With a large English speaking population, low taxes and a favorable package of benefits and discounts for non-resident retirees, Panama is an attractive and affordable option for foreign buyers. Although transparency and standardization in the real estate market has improved since 1989, it is still recommended that buyers engage a reputable independent attorney in Panama to help ensure a smooth, fair and legitimate purchase process. The following article from International Property Journal explains what you should know when buying property in Panama.
On many levels, Panama is a relatively easy country for international buyers. While Spanish is the native language, English is widely spoken and the dollar is the accepted currency for international deals. And thanks to the Canal, which is undergoing a massive expansion—as well as the country’s status as a favorite offshore tax haven–Panama will always attract an array of foreign investments.
For many residential buyers, the most attractive element is a package of deals and discounts for non-resident retirees, known as the pensionado. Anyone who can prove they are retired and living on a pension is eligible for discounts on everything from air fare to restaurants, as well as access to health care and resident status.
Claim up to $26,000 per W2 Employee
- Billions of dollars in funding available
- Funds are available to U.S. Businesses NOW
- This is not a loan. These tax credits do not need to be repaid
Panama is also renowned for its low taxes. International buyers of new properties are typically exempt from property taxes for 20 years. Only Panama-generated revenue is taxed. And there are special programs in designated tourism zones to excuse income taxes on rental revenue.
The downside is Panama’s roller coaster history of revolving governments and policies.
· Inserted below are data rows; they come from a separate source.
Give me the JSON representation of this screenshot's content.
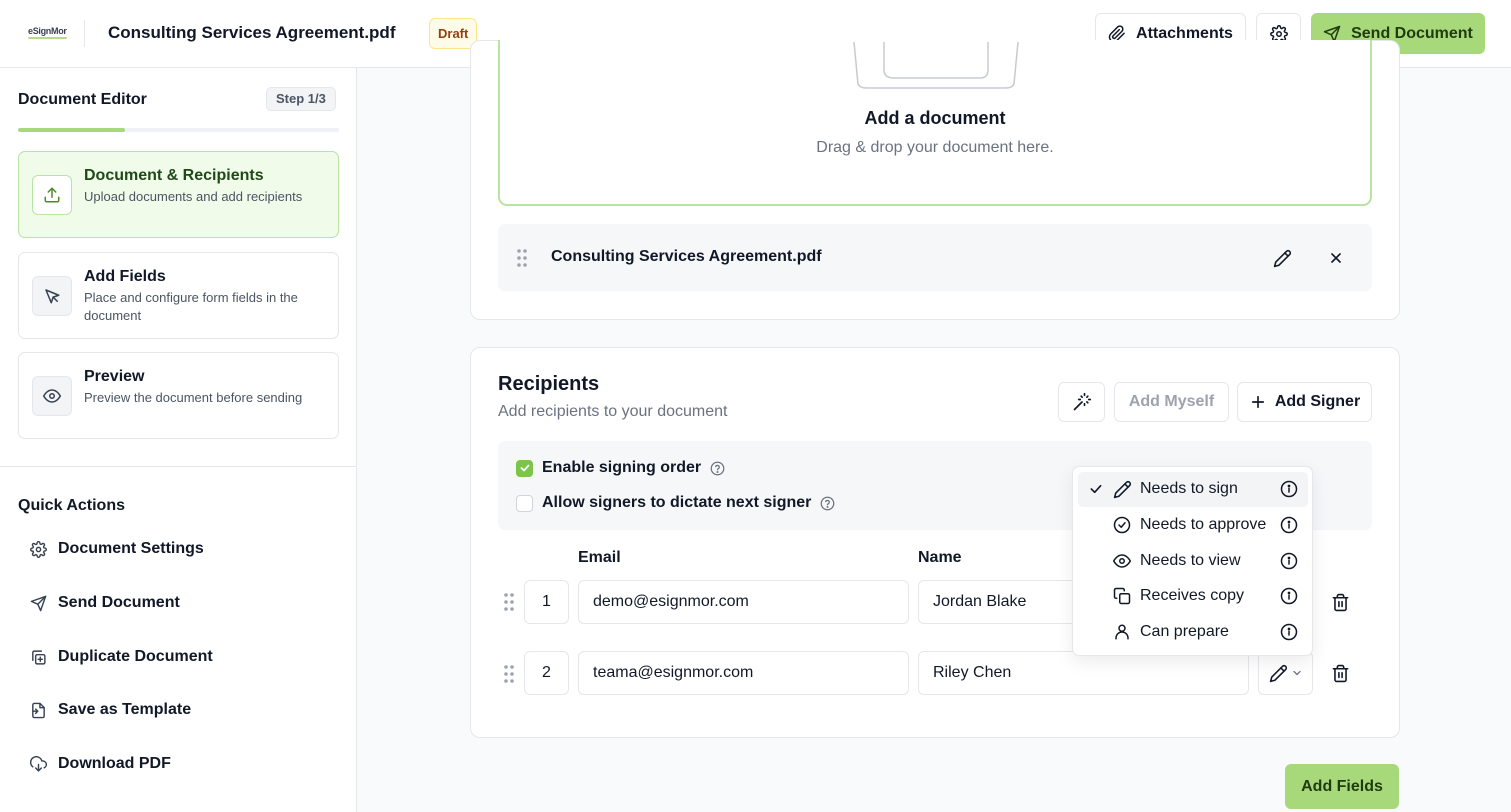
{
  "header": {
    "logo_text": "eSignMor",
    "document_title": "Consulting Services Agreement.pdf",
    "status_badge": "Draft",
    "attachments_label": "Attachments",
    "send_label": "Send Document"
  },
  "sidebar": {
    "title": "Document Editor",
    "step_badge": "Step 1/3",
    "progress_fraction": 0.333,
    "steps": [
      {
        "name": "Document & Recipients",
        "desc": "Upload documents and add recipients",
        "icon": "upload-icon",
        "active": true
      },
      {
        "name": "Add Fields",
        "desc": "Place and configure form fields in the document",
        "icon": "cursor-pointer-icon",
        "active": false
      },
      {
        "name": "Preview",
        "desc": "Preview the document before sending",
        "icon": "eye-icon",
        "active": false
      }
    ],
    "quick_actions_title": "Quick Actions",
    "quick_actions": [
      {
        "label": "Document Settings",
        "icon": "gear-icon"
      },
      {
        "label": "Send Document",
        "icon": "send-icon"
      },
      {
        "label": "Duplicate Document",
        "icon": "duplicate-icon"
      },
      {
        "label": "Save as Template",
        "icon": "template-icon"
      },
      {
        "label": "Download PDF",
        "icon": "download-icon"
      }
    ]
  },
  "document": {
    "drop_title": "Add a document",
    "drop_subtitle": "Drag & drop your document here.",
    "file_name": "Consulting Services Agreement.pdf"
  },
  "recipients": {
    "title": "Recipients",
    "subtitle": "Add recipients to your document",
    "add_myself_label": "Add Myself",
    "add_signer_label": "Add Signer",
    "enable_signing_order_label": "Enable signing order",
    "enable_signing_order_checked": true,
    "allow_dictate_label": "Allow signers to dictate next signer",
    "allow_dictate_checked": false,
    "email_column": "Email",
    "name_column": "Name",
    "rows": [
      {
        "order": "1",
        "email": "demo@esignmor.com",
        "name": "Jordan Blake"
      },
      {
        "order": "2",
        "email": "teama@esignmor.com",
        "name": "Riley Chen"
      }
    ]
  },
  "role_menu": {
    "items": [
      {
        "label": "Needs to sign",
        "icon": "pen-icon",
        "selected": true
      },
      {
        "label": "Needs to approve",
        "icon": "check-circle-icon",
        "selected": false
      },
      {
        "label": "Needs to view",
        "icon": "eye-icon",
        "selected": false
      },
      {
        "label": "Receives copy",
        "icon": "copy-icon",
        "selected": false
      },
      {
        "label": "Can prepare",
        "icon": "user-icon",
        "selected": false
      }
    ]
  },
  "footer": {
    "add_fields_label": "Add Fields"
  },
  "colors": {
    "accent": "#a7d97a",
    "accent_dark": "#7cc54b",
    "draft_bg": "#fefce8"
  }
}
Since the U.S. government helped topple dictator Manuel Noriega in 1989, the country has been relatively stable and calm, with a welcoming attitude toward foreign investment. Panama president Ricardo Martinelli, elected in 2009, is known as a savvy businessman, who has talked about improving transparency and developing measures to increase foreign investment.
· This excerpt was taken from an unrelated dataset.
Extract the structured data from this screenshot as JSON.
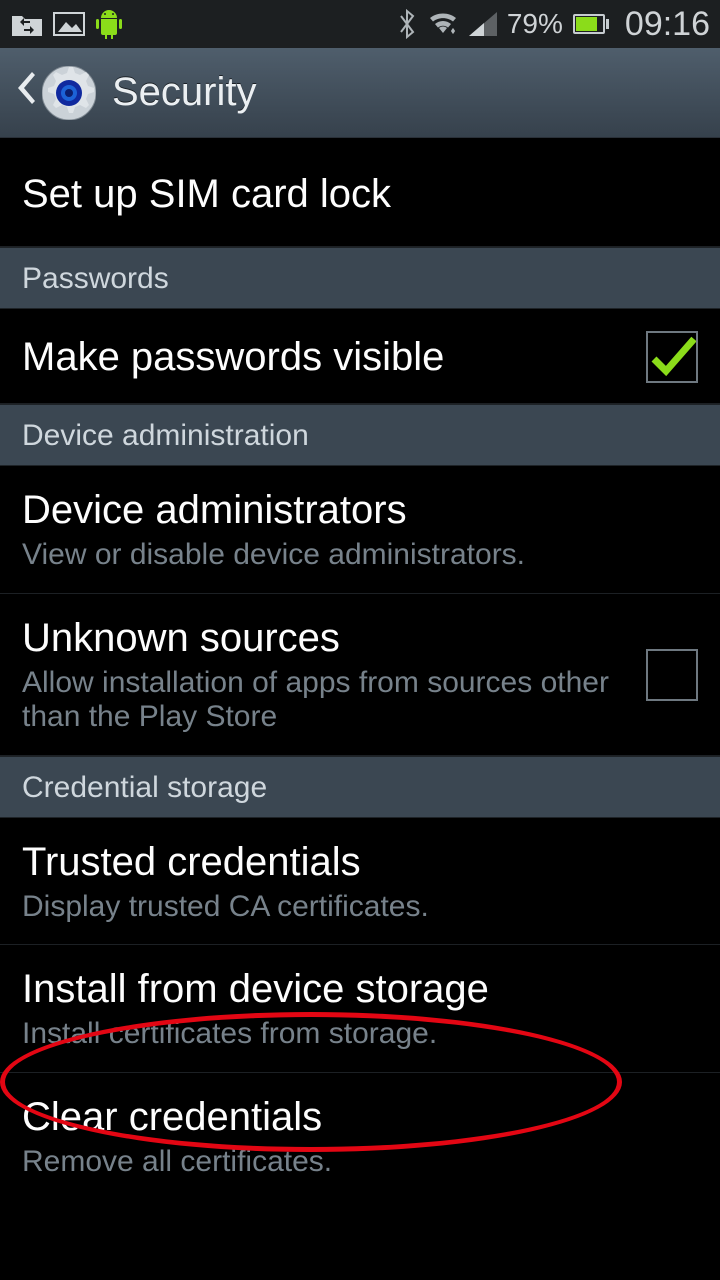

- It’s essential to use a reputable, independent attorney who can guide the transaction, including investigating the title and registering the final deal with the Public Registry.
- When clear title is not available, some properties are sold using “rights of possession,” which gives the buyer control over the property. But “rights of possession” is a huge red flag for any deal. Even in legitimate deals, rights can be challenged in complex systems, which can be abused by scammers.
- Don’t expect the courts to help. The Panama judicial system is a notorious, unwelcoming labyrinth for foreigners. Quick and simple resolutions are rare unless you are represented by Panamanian interests.
- Agent commissions are typically three to five percent of the sales price and the country’s agent group, ACOBIR, is moving to bring standards inline with the rest of the world.
- Many choose to buy through a Panamanian corporation, which offers tax, inheritance and security benefits. However, it also adds layers of complexities. “This is not necessarily some Machiavellian tactic reserved for shady criminals,” one online commentator notes. “It is more of a mainstream loophole that will benefit almost anyone who uses it, including shady criminals.”
- Buy/Sell contracts are usually in Spanish, but should include an English translation. And be warned: Due to the vagaries in translation the English version may not always be interpreted the same as the version in Spanish.
This article has been republished from International Property Journal. You can also view this article at International Property Journal, an international property news and information site.